Except, he doesn't really have anything else going for him. He's the quintessential sitcom protagonist, an arrested adolescent slacker -- he could be the younger brother of Harry from another Canadian sitcom, Seed. (Only in a sitcom conceived by a man would such a character land a woman like Lisinska in the first place!)

Societal pressure that people settle down and have 2.5 kids has led to a lot of bitter marriages. So, no, someone shouldn't endure a relationship just for the sake of being in a relationship. If it happens it happens, if it doesn't, buy a goldfish. But Satisfaction's message seems to be: run away from a relationship even if it crawls into bed with you.

So viewed one way, that episode of Satisfaction implies: women are spiritual death, and it's okay and even funny to sexually demean them.

Now, obviously, I'm making a philosophical mountain out of a comedic mole hill. Satisfaction isn't doing anything that a hundred other sitcoms haven't done -- even moreso. Look how popular the US series How I Met Your Mother is and Barney (Neil Patrick Harris) is supposed to be a lovable rogue. But in reality he's a misogynist sociopath.

Yet the very conventionality of Satisfaction is my point. If it was atypical one might even applaud its quirky and wacky take on gender and relationships.

Whenever people analyze meaning in pop entertainment (and a lot of Huffington Post bloggers do that) usually the response is that the criticism is off-base and the commentator a humourless stick-in-the-mud. But that's usually coming from people who implicitly agree with whatever message is inherent in the program. It reminds me of stand up comics who make their living ridiculing others but scream censorship when someone criticizes them.

Pop entertainment should get us talking, thinking, and debating. The point isn't that the makers of a sitcom shouldn't tell the stories they want to tell -- but equally, we can ask just what those stories intend. Was Satisfaction satirizing the objectification of women, sensitizing the viewer to the issue -- or was it legitimizing exploitation by saying "it happens so just go with it, dude"? Are we laughing at Mark's aversion to commitment -- or are the viewers (particularly the men) nodding sagely and thinking he's dodged a bullet?

Only the individual viewer knows their own reaction.

Writers, directors, producers, actors -- all make narrative choices, reflecting points of view. Either their own, or the point of view they assume the audience expects. Defining what we accept as "normal" whether it be attitudes toward race, gender, or education (sitcom protagonists tend to hang out in bars, not museums).

Another plot in that Satisfaction episode involved unpaid interns, just at a time when some recent news pieces suggest people are questioning the ethics of that practice. But many film and TV productions use unpaid interns, putting the show's subliminal endorsement in an interesting light, don'tcha think?

Satisfaction didn't cross any lines.

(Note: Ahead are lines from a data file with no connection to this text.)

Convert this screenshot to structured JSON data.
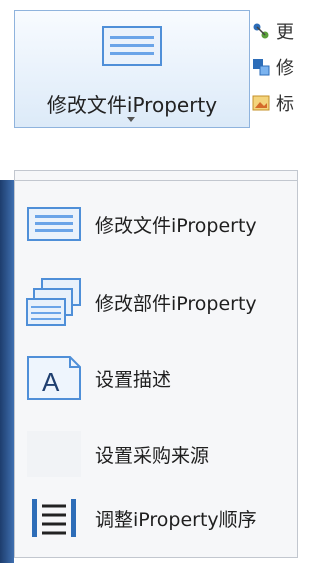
{
  "ribbon": {
    "main_button_label": "修改文件iProperty",
    "small_tools": [
      {
        "label": "更",
        "icon": "node-graph-icon"
      },
      {
        "label": "修",
        "icon": "floppy-tree-icon"
      },
      {
        "label": "标",
        "icon": "picture-edit-icon"
      }
    ]
  },
  "menu": {
    "items": [
      {
        "label": "修改文件iProperty",
        "icon": "spreadsheet-icon"
      },
      {
        "label": "修改部件iProperty",
        "icon": "stacked-spreadsheet-icon"
      },
      {
        "label": "设置描述",
        "icon": "letter-a-document-icon"
      },
      {
        "label": "设置采购来源",
        "icon": "blank-icon"
      },
      {
        "label": "调整iProperty顺序",
        "icon": "list-order-icon"
      }
    ]
  },
  "colors": {
    "accent": "#4f8fd8",
    "menu_background": "#f6f7f9",
    "ribbon_border": "#8fb3dd"
  }
}
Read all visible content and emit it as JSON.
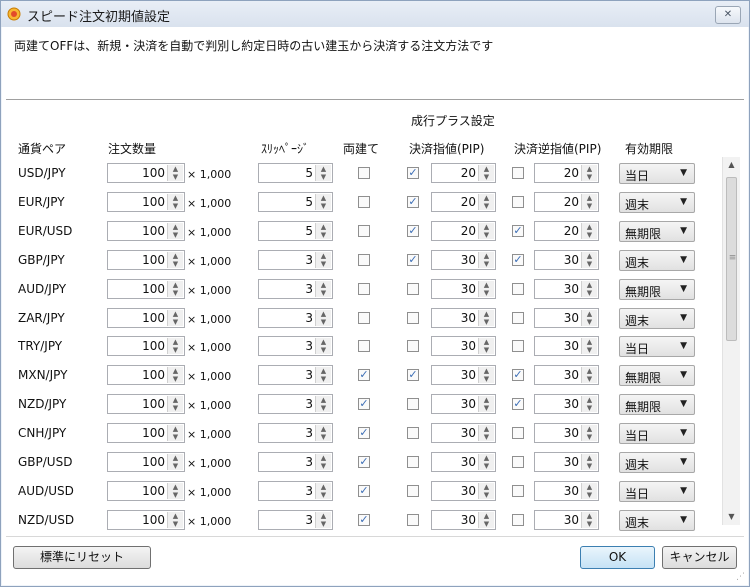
{
  "window": {
    "title": "スピード注文初期値設定",
    "close_label": "✕"
  },
  "description": "両建てOFFは、新規・決済を自動で判別し約定日時の古い建玉から決済する注文方法です",
  "section_header": "成行プラス設定",
  "columns": {
    "pair": "通貨ペア",
    "qty": "注文数量",
    "slippage": "ｽﾘｯﾍﾟｰｼﾞ",
    "hedge": "両建て",
    "limit": "決済指値(PIP)",
    "stop": "決済逆指値(PIP)",
    "expiry": "有効期限"
  },
  "multiplier_label": "× 1,000",
  "rows": [
    {
      "pair": "USD/JPY",
      "qty": "100",
      "slip": "5",
      "hedge": false,
      "limit_on": true,
      "limit": "20",
      "stop_on": false,
      "stop": "20",
      "expiry": "当日"
    },
    {
      "pair": "EUR/JPY",
      "qty": "100",
      "slip": "5",
      "hedge": false,
      "limit_on": true,
      "limit": "20",
      "stop_on": false,
      "stop": "20",
      "expiry": "週末"
    },
    {
      "pair": "EUR/USD",
      "qty": "100",
      "slip": "5",
      "hedge": false,
      "limit_on": true,
      "limit": "20",
      "stop_on": true,
      "stop": "20",
      "expiry": "無期限"
    },
    {
      "pair": "GBP/JPY",
      "qty": "100",
      "slip": "3",
      "hedge": false,
      "limit_on": true,
      "limit": "30",
      "stop_on": true,
      "stop": "30",
      "expiry": "週末"
    },
    {
      "pair": "AUD/JPY",
      "qty": "100",
      "slip": "3",
      "hedge": false,
      "limit_on": false,
      "limit": "30",
      "stop_on": false,
      "stop": "30",
      "expiry": "無期限"
    },
    {
      "pair": "ZAR/JPY",
      "qty": "100",
      "slip": "3",
      "hedge": false,
      "limit_on": false,
      "limit": "30",
      "stop_on": false,
      "stop": "30",
      "expiry": "週末"
    },
    {
      "pair": "TRY/JPY",
      "qty": "100",
      "slip": "3",
      "hedge": false,
      "limit_on": false,
      "limit": "30",
      "stop_on": false,
      "stop": "30",
      "expiry": "当日"
    },
    {
      "pair": "MXN/JPY",
      "qty": "100",
      "slip": "3",
      "hedge": true,
      "limit_on": true,
      "limit": "30",
      "stop_on": true,
      "stop": "30",
      "expiry": "無期限"
    },
    {
      "pair": "NZD/JPY",
      "qty": "100",
      "slip": "3",
      "hedge": true,
      "limit_on": false,
      "limit": "30",
      "stop_on": true,
      "stop": "30",
      "expiry": "無期限"
    },
    {
      "pair": "CNH/JPY",
      "qty": "100",
      "slip": "3",
      "hedge": true,
      "limit_on": false,
      "limit": "30",
      "stop_on": false,
      "stop": "30",
      "expiry": "当日"
    },
    {
      "pair": "GBP/USD",
      "qty": "100",
      "slip": "3",
      "hedge": true,
      "limit_on": false,
      "limit": "30",
      "stop_on": false,
      "stop": "30",
      "expiry": "週末"
    },
    {
      "pair": "AUD/USD",
      "qty": "100",
      "slip": "3",
      "hedge": true,
      "limit_on": false,
      "limit": "30",
      "stop_on": false,
      "stop": "30",
      "expiry": "当日"
    },
    {
      "pair": "NZD/USD",
      "qty": "100",
      "slip": "3",
      "hedge": true,
      "limit_on": false,
      "limit": "30",
      "stop_on": false,
      "stop": "30",
      "expiry": "週末"
    }
  ],
  "buttons": {
    "reset": "標準にリセット",
    "ok": "OK",
    "cancel": "キャンセル"
  },
  "icons": {
    "spinner": "up-down-arrows",
    "checkbox_checked": "checkmark",
    "select": "chevron-down",
    "title": "app-icon"
  }
}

I suspect most people watching it -- male or female -- didn't think about any possible undercurrents. That's kind of my point. Just because we accept it as the norm, doesn't mean it's not worth asking why we accept it as the norm.

Satisfaction is telling the people it thinks will be watching what it wants then to hear -- or what it thinks they expect to hear. Reinforcing their beliefs -- and the status quo.

But is that all entertainment should aspire to do?